Research Project: Intervention Strategies to Prevent and Control Disease Outbreaks Caused by Emerging Strains of Avian Influenza Viruses

Location: Exotic & Emerging Avian Viral Diseases Research

Title: Variable epidemiology of the three outbreaks of unrelated highly pathogenic avian influenza viruses in the United States, 2014-2017

Author
item Swayne, David
item Lee, Dong-hun - Orise Fellow
item Torchetti, Mia - Animal And Plant Health Inspection Services (APHIS), National Wildlife Center
item Killian, Mary Lee - Animal And Plant Health Inspection Services (APHIS), National Wildlife Center
item Pantin-jackwood, Mary
item Hicks, Joseph - University Of Texas
item Bahl, Joseph - University Of Texas

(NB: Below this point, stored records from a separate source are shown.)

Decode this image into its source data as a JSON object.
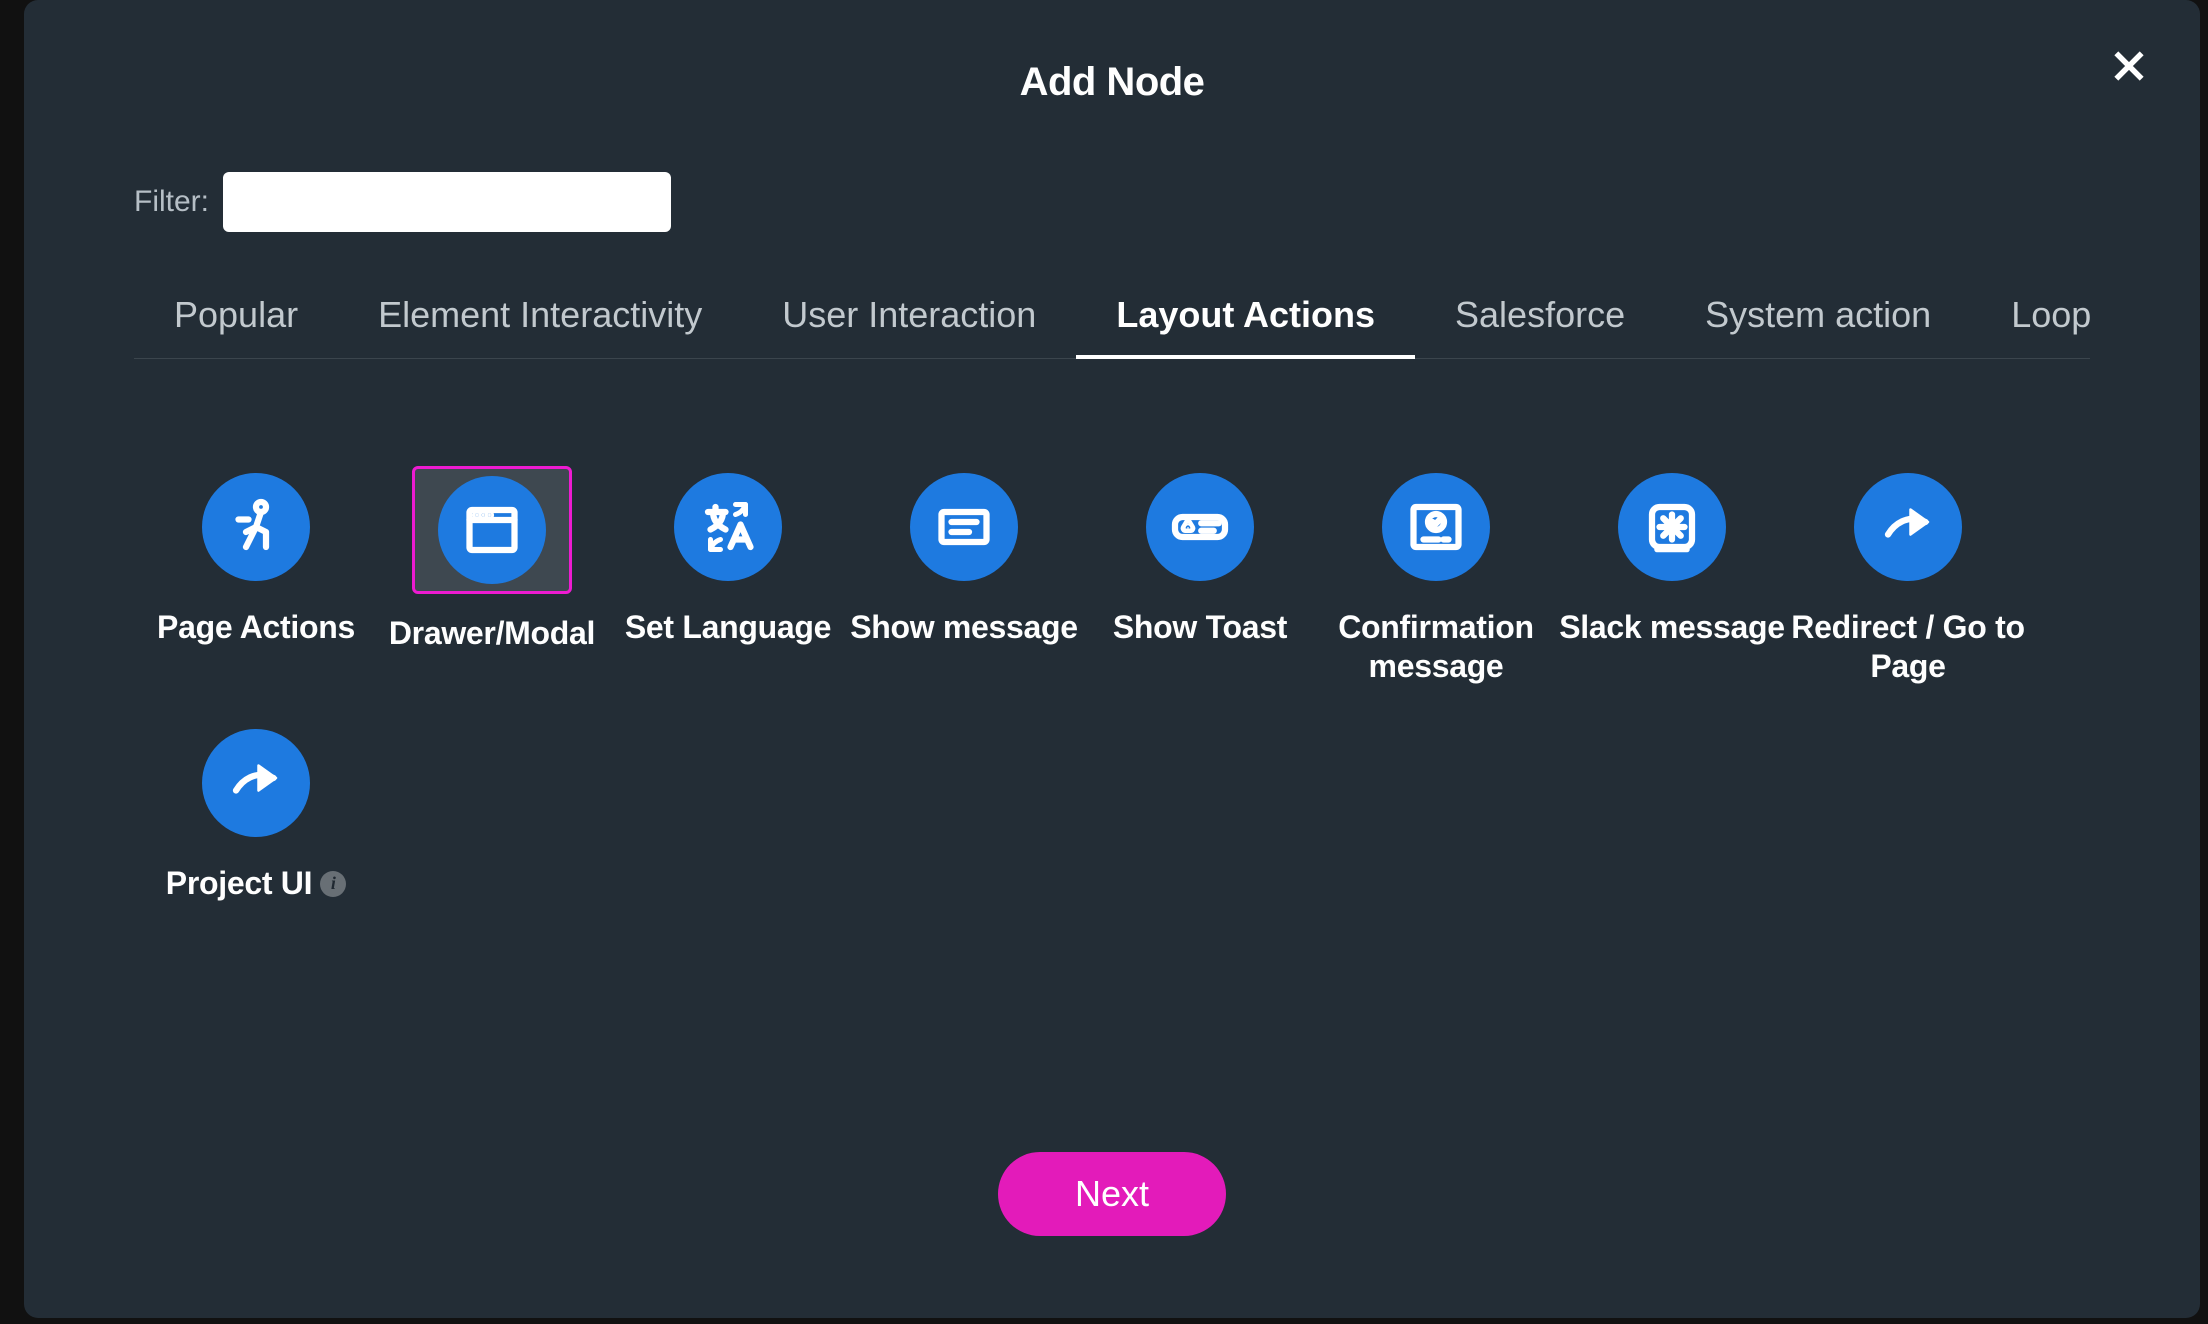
{
  "modal": {
    "title": "Add Node",
    "close_aria": "Close"
  },
  "filter": {
    "label": "Filter:",
    "value": "",
    "placeholder": ""
  },
  "tabs": [
    {
      "id": "popular",
      "label": "Popular",
      "active": false
    },
    {
      "id": "element-interactivity",
      "label": "Element Interactivity",
      "active": false
    },
    {
      "id": "user-interaction",
      "label": "User Interaction",
      "active": false
    },
    {
      "id": "layout-actions",
      "label": "Layout Actions",
      "active": true
    },
    {
      "id": "salesforce",
      "label": "Salesforce",
      "active": false
    },
    {
      "id": "system-action",
      "label": "System action",
      "active": false
    },
    {
      "id": "loop",
      "label": "Loop",
      "active": false
    }
  ],
  "nodes": [
    {
      "id": "page-actions",
      "label": "Page Actions",
      "icon": "run-person-icon",
      "selected": false,
      "info": false
    },
    {
      "id": "drawer-modal",
      "label": "Drawer/Modal",
      "icon": "window-icon",
      "selected": true,
      "info": false
    },
    {
      "id": "set-language",
      "label": "Set Language",
      "icon": "translate-icon",
      "selected": false,
      "info": false
    },
    {
      "id": "show-message",
      "label": "Show message",
      "icon": "message-box-icon",
      "selected": false,
      "info": false
    },
    {
      "id": "show-toast",
      "label": "Show Toast",
      "icon": "toast-icon",
      "selected": false,
      "info": false
    },
    {
      "id": "confirmation-message",
      "label": "Confirmation message",
      "icon": "confirm-icon",
      "selected": false,
      "info": false
    },
    {
      "id": "slack-message",
      "label": "Slack message",
      "icon": "slack-icon",
      "selected": false,
      "info": false
    },
    {
      "id": "redirect",
      "label": "Redirect / Go to Page",
      "icon": "redirect-arrow-icon",
      "selected": false,
      "info": false
    },
    {
      "id": "project-ui",
      "label": "Project UI",
      "icon": "redirect-arrow-icon",
      "selected": false,
      "info": true
    }
  ],
  "buttons": {
    "next": "Next"
  }
}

Submitted to: Meeting Abstract
Publication Type: Abstract Only
Publication Acceptance Date: 2/21/2018
Publication Date: 4/15/2018
Citation: Swayne, D.E., Lee, D., Torchetti, M., Killian, M., Pantin Jackwood, M.J., Hicks, J., Bahl, J. 2018. Variable epidemiology of the three outbreaks of unrelated highly pathogenic avian influenza viruses in the United States, 2014-2017. Abstract book for the 10th International Symposium on Avian Influenza, Brighton, United Kingdom, April 15-18, 2018. Paper No. 22.

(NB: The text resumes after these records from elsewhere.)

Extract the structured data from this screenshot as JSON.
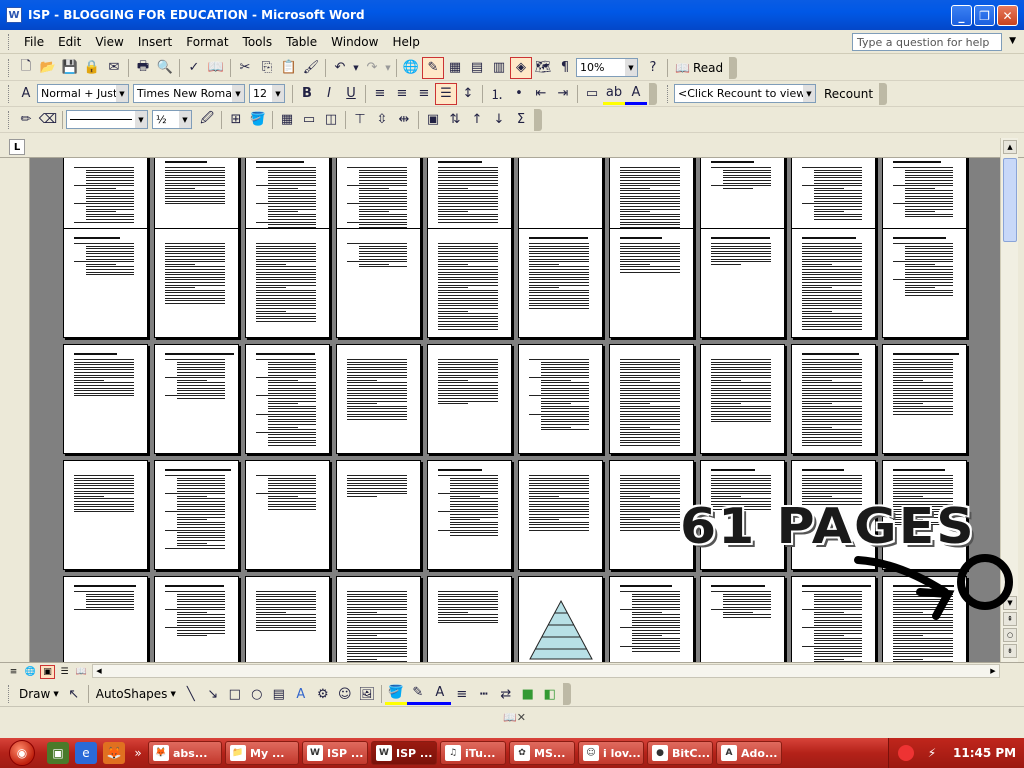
{
  "window": {
    "title": "ISP - BLOGGING FOR EDUCATION - Microsoft Word"
  },
  "menu": [
    "File",
    "Edit",
    "View",
    "Insert",
    "Format",
    "Tools",
    "Table",
    "Window",
    "Help"
  ],
  "help": {
    "placeholder": "Type a question for help"
  },
  "standard_toolbar": {
    "zoom": "10%",
    "read_label": "Read"
  },
  "formatting_toolbar": {
    "style": "Normal + Justif",
    "font": "Times New Roman",
    "size": "12",
    "recount_combo": "<Click Recount to view>",
    "recount_button": "Recount"
  },
  "tables_toolbar": {
    "line_weight": "½"
  },
  "draw_toolbar": {
    "draw_label": "Draw",
    "autoshapes_label": "AutoShapes"
  },
  "annotation": {
    "text": "61 PAGES"
  },
  "taskbar": {
    "tasks": [
      {
        "icon": "firefox-icon",
        "label": "abs..."
      },
      {
        "icon": "folder-icon",
        "label": "My ..."
      },
      {
        "icon": "word-icon",
        "label": "ISP ..."
      },
      {
        "icon": "word-icon",
        "label": "ISP ...",
        "active": true
      },
      {
        "icon": "itunes-icon",
        "label": "iTu..."
      },
      {
        "icon": "msn-icon",
        "label": "MS..."
      },
      {
        "icon": "chat-icon",
        "label": "i lov..."
      },
      {
        "icon": "bitcomet-icon",
        "label": "BitC..."
      },
      {
        "icon": "adobe-icon",
        "label": "Ado..."
      }
    ],
    "clock": "11:45 PM"
  },
  "colors": {
    "titlebar": "#0058e6",
    "taskbar": "#b42219",
    "selected_border": "#cc3333"
  }
}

Interpretive Summary:

Technical Abstract: Three unrelated highly pathogenic avian influenza (HPAI) outbreaks have occurred in the United States (US) during 2014-2017. Late in 2014, Canada reported the first outbreak of an H5N2 reassortment virus between the A/goose/Guangdong/1/1996 (Gs/GD)-lineage H5Nx clade 2.3.4.4A HPAI and North American low pathogenicity avian influenza (LPAI). This report followed closely on the heels of the same H5Nx clade affecting birds in Europe and Asia. The US reported H5N2 and H5N8 Gs/GD lineage viruses in both captive and wild birds shortly thereafter, and lead to the largest avian influenza outbreak in US history. The H5Nx HPAI viruses spread down the Pacific Flyway, and reached the Midwest US. Molecular analysis, supported by epidemiologic findings, suggested that affected farms in the Pacific Flyway, and early during the spread in the Midwest, were largely due to point source introductions from wild birds, while later cases in the Midwest were the result of secondary spread. In mid-January 2016, an outbreak of H7N8 occurred in commercial turkey flocks in Indiana. Data suggested a single introduction of LPAI virus occurred from the wild waterfowl reservoir into turkeys, with secondary spread to other operations. The H7N8 virus mutated to HPAI at one farm; no secondary spread was detected. Both LPAI and HPAI viruses were rapidly eliminated through stamping-out. In March 2017, North American H7N9 LPAI affected broiler breeder farms across 4 states (Alabama, Tennessee, Georgia and Kentucky). This virus was of wholly North American origin, and not related to the Eurasian lineage H7N9 virus. Data suggested several geographically distinct introductions of the H7N9 virus. Mutation to HPAI occurred on one farm with secondary spread to one other; both farms were culled. These events highlight the benefits of a rapid stamping out response, and emphasize the need for improved biosecurity to prevent introduction of H5/H7 LPAI and HPAI viruses.